Data from: A cross-cultural investigation of young children’s spontaneous invention of tool use behaviors

Cite this dataset

Neldner, Karri et al. (2020). Data from: A cross-cultural investigation of young children’s spontaneous invention of tool use behaviors [Dataset]. Dryad.

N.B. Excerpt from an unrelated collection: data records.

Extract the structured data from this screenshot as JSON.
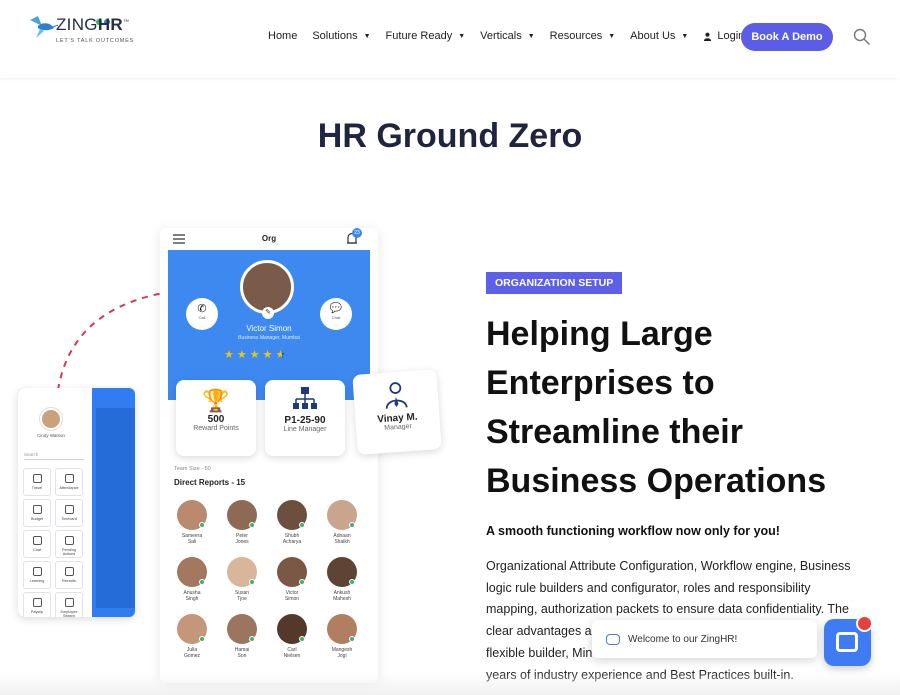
{
  "logo": {
    "zing": "ZING",
    "hr": "HR",
    "tm": "™",
    "tagline": "LET'S TALK OUTCOMES"
  },
  "nav": {
    "items": [
      {
        "label": "Home",
        "dropdown": false
      },
      {
        "label": "Solutions",
        "dropdown": true
      },
      {
        "label": "Future Ready",
        "dropdown": true
      },
      {
        "label": "Verticals",
        "dropdown": true
      },
      {
        "label": "Resources",
        "dropdown": true
      },
      {
        "label": "About Us",
        "dropdown": true
      }
    ],
    "login": "Login",
    "cta": "Book A Demo"
  },
  "page_title": "HR Ground Zero",
  "section": {
    "tag": "ORGANIZATION SETUP",
    "heading_lines": [
      "Helping Large",
      "Enterprises to",
      "Streamline their",
      "Business Operations"
    ],
    "subheading": "A smooth functioning workflow now only for you!",
    "paragraph": "Organizational Attribute Configuration, Workflow engine, Business logic rule builders and configurator, roles and responsibility mapping, authorization packets to ensure data confidentiality. The clear advantages are... flexible builder, Min... years of industry experience and Best Practices built-in.",
    "para_lines": [
      "Organizational Attribute Configuration, Workflow engine, Business",
      "logic rule builders and configurator, roles and responsibility",
      "mapping, authorization packets to ensure data confidentiality. The",
      "clear advantages a",
      "flexible builder, Min",
      "years of industry experience and Best Practices built-in."
    ]
  },
  "phone": {
    "header": "Org",
    "badge": "23",
    "profile_name": "Victor Simon",
    "profile_role": "Business Manager, Mumbai",
    "call": "Call",
    "chat": "Chat",
    "rating": 4.5,
    "cards": [
      {
        "value": "500",
        "label": "Reward Points"
      },
      {
        "value": "P1-25-90",
        "label": "Line Manager"
      },
      {
        "value": "Vinay M.",
        "label": "Manager"
      }
    ],
    "team_size": "Team Size - 50",
    "direct_reports": "Direct Reports - 15",
    "reports": [
      [
        "Sameera",
        "Sali"
      ],
      [
        "Peter",
        "Jones"
      ],
      [
        "Shubh",
        "Acharya"
      ],
      [
        "Adnaan",
        "Shaikh"
      ],
      [
        "Anusha",
        "Singh"
      ],
      [
        "Susan",
        "Tjoe"
      ],
      [
        "Victor",
        "Simon"
      ],
      [
        "Ankush",
        "Mahesh"
      ],
      [
        "Julia",
        "Gomez"
      ],
      [
        "Hamai",
        "Son"
      ],
      [
        "Carl",
        "Nielsen"
      ],
      [
        "Mangesh",
        "Jogi"
      ]
    ]
  },
  "side_phone": {
    "user": "Cindy Watson",
    "search": "Search",
    "tiles": [
      "Travel",
      "Attendance",
      "Budget",
      "Timecard",
      "Chat",
      "Pending Actions",
      "Learning",
      "Recruits",
      "Payslip",
      "Employee Search"
    ]
  },
  "chat": {
    "welcome": "Welcome to our ZingHR!"
  },
  "colors": {
    "accent": "#5b5de6",
    "app_blue": "#3d89f0",
    "heading": "#1f2440",
    "chat_button": "#3f7cf4"
  }
}
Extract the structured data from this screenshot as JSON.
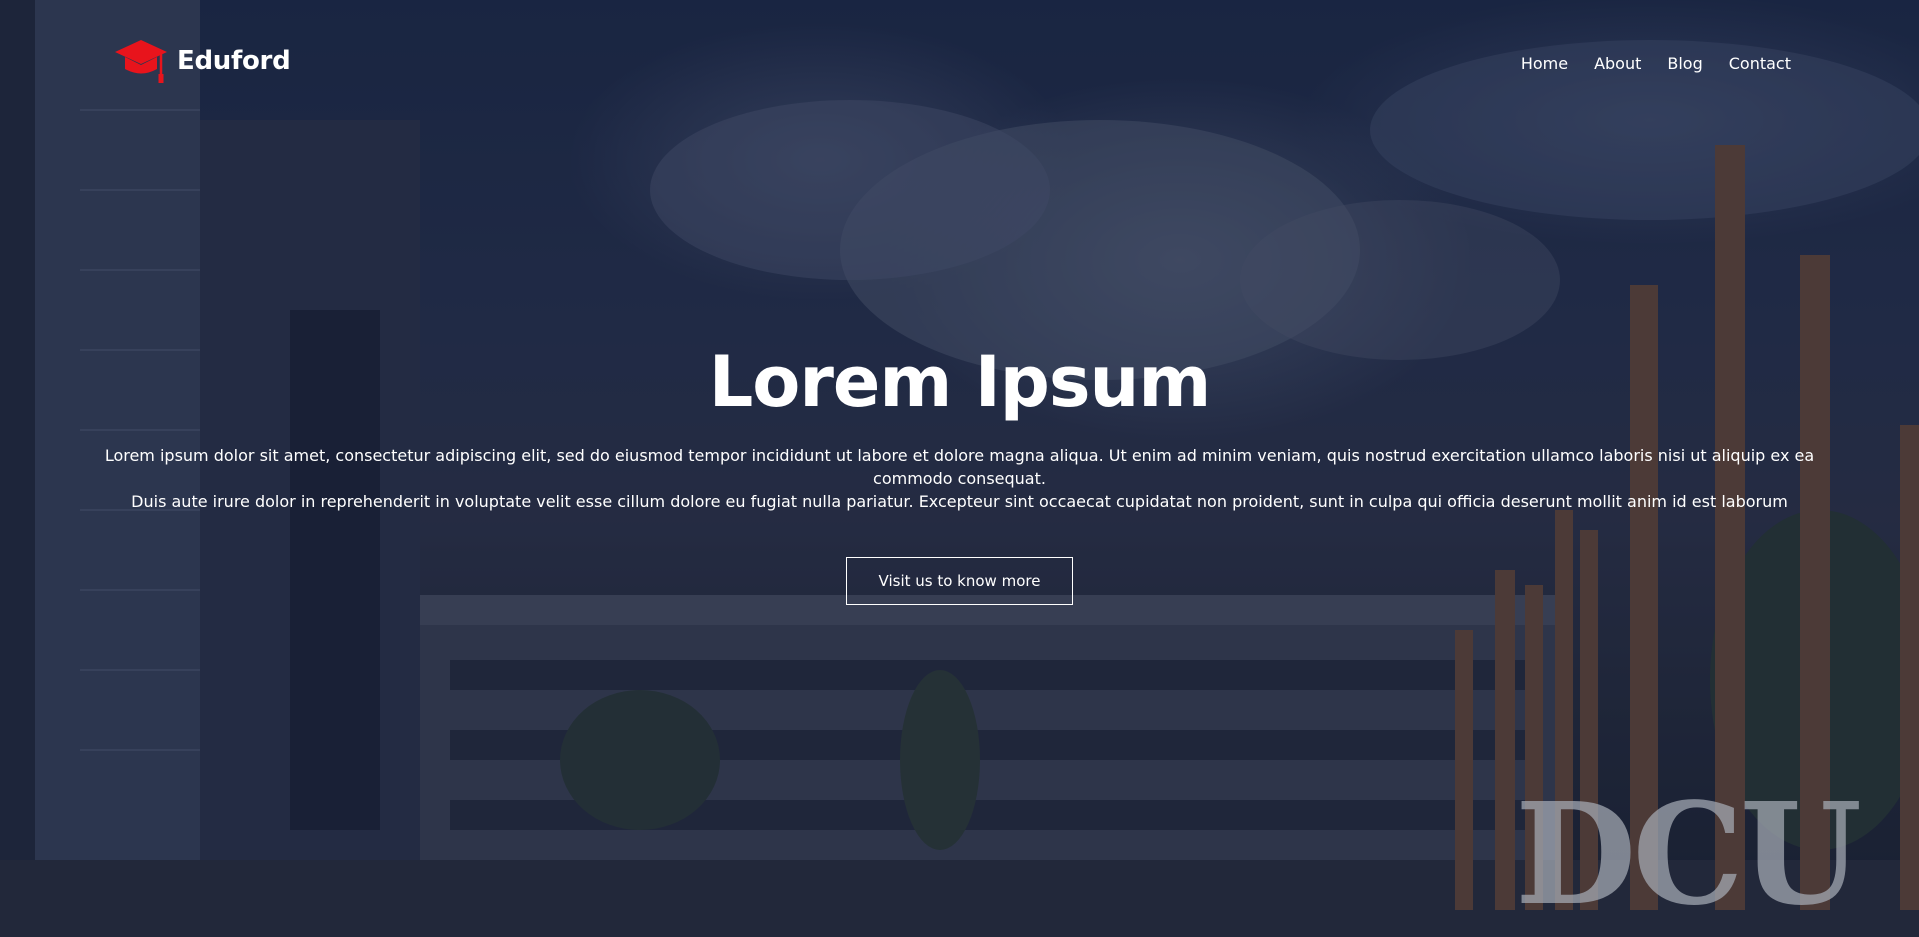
{
  "header": {
    "brand": "Eduford",
    "logo_icon": "graduation-cap-icon",
    "brand_color": "#e8141c"
  },
  "nav": {
    "items": [
      {
        "label": "Home"
      },
      {
        "label": "About"
      },
      {
        "label": "Blog"
      },
      {
        "label": "Contact"
      }
    ]
  },
  "hero": {
    "title": "Lorem Ipsum",
    "paragraph_line1": "Lorem ipsum dolor sit amet, consectetur adipiscing elit, sed do eiusmod tempor incididunt ut labore et dolore magna aliqua. Ut enim ad minim veniam, quis nostrud exercitation ullamco laboris nisi ut aliquip ex ea commodo consequat.",
    "paragraph_line2": "Duis aute irure dolor in reprehenderit in voluptate velit esse cillum dolore eu fugiat nulla pariatur. Excepteur sint occaecat cupidatat non proident, sunt in culpa qui officia deserunt mollit anim id est laborum",
    "cta_label": "Visit us to know more",
    "background_sign": "DCU"
  },
  "colors": {
    "overlay": "#141e3c",
    "text": "#ffffff",
    "accent": "#e8141c"
  }
}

Through the mechanisms of observation, imitation and teaching, young children readily pick up the tool using behaviors of their culture. However, little is known about the baseline abilities of children’s tool use: what they might be capable of inventing on their own in the absence of socially provided information. It has been shown that children can spontaneously invent 11 of 12 candidate tool using behaviors observed within the foraging behaviors of wild non-human apes (Reindl, Beck, Apperly, & Tennie, 2016). However, no investigations to date have examined how tool use invention in children might vary across cultural contexts. The current study investigated the levels of spontaneous tool use invention in 2- to 5 year-old children from San Bushmen communities in South Africa and children in Australia on the same 12 candidate problem-solving tasks. Children in both cultural communities correctly invented all 12 candidate tool using behaviors, suggesting that these behaviors are within the general cognitive and physical capacities of human children and can be produced in the absence of direct social learning mechanisms such as teaching or observation. Children in both cultures were more likely to invent those tool behaviors more frequently observed in great ape populations than those less frequently observed, suggesting there is similarity in the level of difficulty of invention across these behaviors for all great ape species. However, children in the Australian sample invented tool behaviors and succeeded on the tasks more often than did the Bushmen children, highlighting that aspects of a child’s social or cultural environment may influence the rates of their tool use invention on such task sets, even when direct social information is absent.

Usage notes

The spont_tool_data_RSOS_README.csv file give descriptions of all the categorical codes provided in the datasheet. 

The exact geographic location of participants was concealed to protect participant identity. 


Australian Research Council, Award: Discovery Project, DP140101410